_What you have to do_
Every entry must come back exactly as it was given.

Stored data
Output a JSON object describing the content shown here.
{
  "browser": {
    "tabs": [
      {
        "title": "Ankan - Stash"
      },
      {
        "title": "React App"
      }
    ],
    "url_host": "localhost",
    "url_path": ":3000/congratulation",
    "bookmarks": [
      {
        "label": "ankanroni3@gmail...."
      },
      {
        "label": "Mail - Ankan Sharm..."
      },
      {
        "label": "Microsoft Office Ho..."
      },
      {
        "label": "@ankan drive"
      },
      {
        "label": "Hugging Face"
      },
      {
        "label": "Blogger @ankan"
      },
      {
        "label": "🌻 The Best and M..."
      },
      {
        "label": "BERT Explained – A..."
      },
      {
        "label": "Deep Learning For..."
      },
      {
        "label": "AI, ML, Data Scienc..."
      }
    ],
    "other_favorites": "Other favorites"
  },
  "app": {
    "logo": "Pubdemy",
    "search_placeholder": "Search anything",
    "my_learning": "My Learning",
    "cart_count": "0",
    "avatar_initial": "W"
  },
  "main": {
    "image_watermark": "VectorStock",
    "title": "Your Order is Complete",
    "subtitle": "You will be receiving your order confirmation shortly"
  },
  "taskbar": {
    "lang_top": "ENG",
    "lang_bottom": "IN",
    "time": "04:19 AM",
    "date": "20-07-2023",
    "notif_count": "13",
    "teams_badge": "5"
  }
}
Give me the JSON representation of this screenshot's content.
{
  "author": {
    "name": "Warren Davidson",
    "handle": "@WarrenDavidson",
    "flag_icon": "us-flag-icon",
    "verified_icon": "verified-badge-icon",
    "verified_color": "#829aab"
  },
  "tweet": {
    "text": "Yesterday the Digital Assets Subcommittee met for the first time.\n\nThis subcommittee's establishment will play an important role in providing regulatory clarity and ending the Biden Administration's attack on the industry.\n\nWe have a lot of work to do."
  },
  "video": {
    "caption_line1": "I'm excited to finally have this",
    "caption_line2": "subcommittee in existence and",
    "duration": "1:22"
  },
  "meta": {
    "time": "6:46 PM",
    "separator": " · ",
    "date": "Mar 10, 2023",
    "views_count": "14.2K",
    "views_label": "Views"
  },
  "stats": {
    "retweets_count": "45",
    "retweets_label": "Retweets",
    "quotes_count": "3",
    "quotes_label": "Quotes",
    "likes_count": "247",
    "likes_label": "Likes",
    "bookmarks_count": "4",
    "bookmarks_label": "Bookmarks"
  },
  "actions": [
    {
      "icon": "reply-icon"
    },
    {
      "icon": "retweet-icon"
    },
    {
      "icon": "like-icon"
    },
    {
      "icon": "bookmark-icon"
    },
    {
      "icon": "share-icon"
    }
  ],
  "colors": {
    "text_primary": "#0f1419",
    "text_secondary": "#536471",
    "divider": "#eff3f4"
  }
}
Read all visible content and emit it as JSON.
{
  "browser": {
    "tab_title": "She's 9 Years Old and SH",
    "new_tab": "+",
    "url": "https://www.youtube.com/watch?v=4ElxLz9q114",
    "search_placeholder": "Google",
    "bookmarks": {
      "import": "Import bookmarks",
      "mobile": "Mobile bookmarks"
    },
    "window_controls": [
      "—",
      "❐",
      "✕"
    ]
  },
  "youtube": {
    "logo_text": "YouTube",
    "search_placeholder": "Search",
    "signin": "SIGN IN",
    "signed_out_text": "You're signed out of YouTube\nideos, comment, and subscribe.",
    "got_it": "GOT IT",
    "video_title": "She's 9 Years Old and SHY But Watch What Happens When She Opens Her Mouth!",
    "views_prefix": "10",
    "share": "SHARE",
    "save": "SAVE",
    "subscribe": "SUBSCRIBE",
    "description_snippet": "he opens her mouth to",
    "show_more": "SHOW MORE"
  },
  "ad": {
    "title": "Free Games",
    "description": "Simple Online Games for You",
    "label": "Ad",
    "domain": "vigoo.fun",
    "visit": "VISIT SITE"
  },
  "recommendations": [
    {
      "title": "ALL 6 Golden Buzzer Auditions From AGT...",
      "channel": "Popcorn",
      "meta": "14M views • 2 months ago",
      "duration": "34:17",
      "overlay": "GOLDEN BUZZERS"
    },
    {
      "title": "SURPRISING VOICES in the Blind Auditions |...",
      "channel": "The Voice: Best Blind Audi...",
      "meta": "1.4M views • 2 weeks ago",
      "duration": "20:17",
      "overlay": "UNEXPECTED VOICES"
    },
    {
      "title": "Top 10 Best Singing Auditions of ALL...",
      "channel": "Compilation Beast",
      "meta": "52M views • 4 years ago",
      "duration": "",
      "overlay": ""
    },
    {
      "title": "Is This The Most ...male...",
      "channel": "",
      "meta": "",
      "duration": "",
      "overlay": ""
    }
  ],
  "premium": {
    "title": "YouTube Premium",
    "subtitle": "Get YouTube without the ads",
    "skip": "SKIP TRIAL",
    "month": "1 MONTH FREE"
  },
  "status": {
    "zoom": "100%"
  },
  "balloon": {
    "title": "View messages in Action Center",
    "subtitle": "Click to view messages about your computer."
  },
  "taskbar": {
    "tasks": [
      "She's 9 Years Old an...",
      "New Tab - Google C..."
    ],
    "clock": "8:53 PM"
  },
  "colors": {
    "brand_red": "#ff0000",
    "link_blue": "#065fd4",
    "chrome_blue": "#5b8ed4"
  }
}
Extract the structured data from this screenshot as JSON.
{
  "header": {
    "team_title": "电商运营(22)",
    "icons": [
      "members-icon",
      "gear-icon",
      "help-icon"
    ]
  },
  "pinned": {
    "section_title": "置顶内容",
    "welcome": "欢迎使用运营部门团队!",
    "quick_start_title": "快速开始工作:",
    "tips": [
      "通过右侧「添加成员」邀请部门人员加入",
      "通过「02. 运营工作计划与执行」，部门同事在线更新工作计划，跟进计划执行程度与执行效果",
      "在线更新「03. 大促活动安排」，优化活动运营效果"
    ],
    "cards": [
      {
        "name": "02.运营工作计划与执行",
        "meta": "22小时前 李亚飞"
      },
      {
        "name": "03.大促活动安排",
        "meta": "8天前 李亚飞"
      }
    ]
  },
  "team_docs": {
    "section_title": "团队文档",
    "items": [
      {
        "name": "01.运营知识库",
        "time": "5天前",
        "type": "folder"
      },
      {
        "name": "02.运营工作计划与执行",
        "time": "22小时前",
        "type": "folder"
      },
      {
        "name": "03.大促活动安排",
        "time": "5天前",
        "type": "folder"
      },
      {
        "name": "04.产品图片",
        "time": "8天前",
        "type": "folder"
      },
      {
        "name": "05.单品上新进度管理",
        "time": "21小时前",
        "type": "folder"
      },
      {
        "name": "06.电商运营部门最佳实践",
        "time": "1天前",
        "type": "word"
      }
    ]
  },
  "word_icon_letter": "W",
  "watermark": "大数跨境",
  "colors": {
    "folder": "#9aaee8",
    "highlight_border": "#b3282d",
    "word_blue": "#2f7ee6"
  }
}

_Answer area_
Output a JSON object describing the content shown here.
{
  "browser": {
    "tabs": [
      {
        "title": "Ankan - Stash"
      },
      {
        "title": "React App"
      }
    ],
    "url_host": "localhost",
    "url_path": ":3000/congratulation",
    "bookmarks": [
      {
        "label": "ankanroni3@gmail...."
      },
      {
        "label": "Mail - Ankan Sharm..."
      },
      {
        "label": "Microsoft Office Ho..."
      },
      {
        "label": "@ankan drive"
      },
      {
        "label": "Hugging Face"
      },
      {
        "label": "Blogger @ankan"
      },
      {
        "label": "🌻 The Best and M..."
      },
      {
        "label": "BERT Explained – A..."
      },
      {
        "label": "Deep Learning For..."
      },
      {
        "label": "AI, ML, Data Scienc..."
      }
    ],
    "other_favorites": "Other favorites"
  },
  "app": {
    "logo": "Pubdemy",
    "search_placeholder": "Search anything",
    "my_learning": "My Learning",
    "cart_count": "0",
    "avatar_initial": "W"
  },
  "main": {
    "image_watermark": "VectorStock",
    "title": "Your Order is Complete",
    "subtitle": "You will be receiving your order confirmation shortly"
  },
  "taskbar": {
    "lang_top": "ENG",
    "lang_bottom": "IN",
    "time": "04:19 AM",
    "date": "20-07-2023",
    "notif_count": "13",
    "teams_badge": "5"
  }
}
Give me the JSON representation of this screenshot's content.
{
  "author": {
    "name": "Warren Davidson",
    "handle": "@WarrenDavidson",
    "flag_icon": "us-flag-icon",
    "verified_icon": "verified-badge-icon",
    "verified_color": "#829aab"
  },
  "tweet": {
    "text": "Yesterday the Digital Assets Subcommittee met for the first time.\n\nThis subcommittee's establishment will play an important role in providing regulatory clarity and ending the Biden Administration's attack on the industry.\n\nWe have a lot of work to do."
  },
  "video": {
    "caption_line1": "I'm excited to finally have this",
    "caption_line2": "subcommittee in existence and",
    "duration": "1:22"
  },
  "meta": {
    "time": "6:46 PM",
    "separator": " · ",
    "date": "Mar 10, 2023",
    "views_count": "14.2K",
    "views_label": "Views"
  },
  "stats": {
    "retweets_count": "45",
    "retweets_label": "Retweets",
    "quotes_count": "3",
    "quotes_label": "Quotes",
    "likes_count": "247",
    "likes_label": "Likes",
    "bookmarks_count": "4",
    "bookmarks_label": "Bookmarks"
  },
  "actions": [
    {
      "icon": "reply-icon"
    },
    {
      "icon": "retweet-icon"
    },
    {
      "icon": "like-icon"
    },
    {
      "icon": "bookmark-icon"
    },
    {
      "icon": "share-icon"
    }
  ],
  "colors": {
    "text_primary": "#0f1419",
    "text_secondary": "#536471",
    "divider": "#eff3f4"
  }
}
Read all visible content and emit it as JSON.
{
  "browser": {
    "tab_title": "She's 9 Years Old and SH",
    "new_tab": "+",
    "url": "https://www.youtube.com/watch?v=4ElxLz9q114",
    "search_placeholder": "Google",
    "bookmarks": {
      "import": "Import bookmarks",
      "mobile": "Mobile bookmarks"
    },
    "window_controls": [
      "—",
      "❐",
      "✕"
    ]
  },
  "youtube": {
    "logo_text": "YouTube",
    "search_placeholder": "Search",
    "signin": "SIGN IN",
    "signed_out_text": "You're signed out of YouTube\nideos, comment, and subscribe.",
    "got_it": "GOT IT",
    "video_title": "She's 9 Years Old and SHY But Watch What Happens When She Opens Her Mouth!",
    "views_prefix": "10",
    "share": "SHARE",
    "save": "SAVE",
    "subscribe": "SUBSCRIBE",
    "description_snippet": "he opens her mouth to",
    "show_more": "SHOW MORE"
  },
  "ad": {
    "title": "Free Games",
    "description": "Simple Online Games for You",
    "label": "Ad",
    "domain": "vigoo.fun",
    "visit": "VISIT SITE"
  },
  "recommendations": [
    {
      "title": "ALL 6 Golden Buzzer Auditions From AGT...",
      "channel": "Popcorn",
      "meta": "14M views • 2 months ago",
      "duration": "34:17",
      "overlay": "GOLDEN BUZZERS"
    },
    {
      "title": "SURPRISING VOICES in the Blind Auditions |...",
      "channel": "The Voice: Best Blind Audi...",
      "meta": "1.4M views • 2 weeks ago",
      "duration": "20:17",
      "overlay": "UNEXPECTED VOICES"
    },
    {
      "title": "Top 10 Best Singing Auditions of ALL...",
      "channel": "Compilation Beast",
      "meta": "52M views • 4 years ago",
      "duration": "",
      "overlay": ""
    },
    {
      "title": "Is This The Most ...male...",
      "channel": "",
      "meta": "",
      "duration": "",
      "overlay": ""
    }
  ],
  "premium": {
    "title": "YouTube Premium",
    "subtitle": "Get YouTube without the ads",
    "skip": "SKIP TRIAL",
    "month": "1 MONTH FREE"
  },
  "status": {
    "zoom": "100%"
  },
  "balloon": {
    "title": "View messages in Action Center",
    "subtitle": "Click to view messages about your computer."
  },
  "taskbar": {
    "tasks": [
      "She's 9 Years Old an...",
      "New Tab - Google C..."
    ],
    "clock": "8:53 PM"
  },
  "colors": {
    "brand_red": "#ff0000",
    "link_blue": "#065fd4",
    "chrome_blue": "#5b8ed4"
  }
}
Extract the structured data from this screenshot as JSON.
{
  "header": {
    "team_title": "电商运营(22)",
    "icons": [
      "members-icon",
      "gear-icon",
      "help-icon"
    ]
  },
  "pinned": {
    "section_title": "置顶内容",
    "welcome": "欢迎使用运营部门团队!",
    "quick_start_title": "快速开始工作:",
    "tips": [
      "通过右侧「添加成员」邀请部门人员加入",
      "通过「02. 运营工作计划与执行」，部门同事在线更新工作计划，跟进计划执行程度与执行效果",
      "在线更新「03. 大促活动安排」，优化活动运营效果"
    ],
    "cards": [
      {
        "name": "02.运营工作计划与执行",
        "meta": "22小时前 李亚飞"
      },
      {
        "name": "03.大促活动安排",
        "meta": "8天前 李亚飞"
      }
    ]
  },
  "team_docs": {
    "section_title": "团队文档",
    "items": [
      {
        "name": "01.运营知识库",
        "time": "5天前",
        "type": "folder"
      },
      {
        "name": "02.运营工作计划与执行",
        "time": "22小时前",
        "type": "folder"
      },
      {
        "name": "03.大促活动安排",
        "time": "5天前",
        "type": "folder"
      },
      {
        "name": "04.产品图片",
        "time": "8天前",
        "type": "folder"
      },
      {
        "name": "05.单品上新进度管理",
        "time": "21小时前",
        "type": "folder"
      },
      {
        "name": "06.电商运营部门最佳实践",
        "time": "1天前",
        "type": "word"
      }
    ]
  },
  "word_icon_letter": "W",
  "watermark": "大数跨境",
  "colors": {
    "folder": "#9aaee8",
    "highlight_border": "#b3282d",
    "word_blue": "#2f7ee6"
  }
}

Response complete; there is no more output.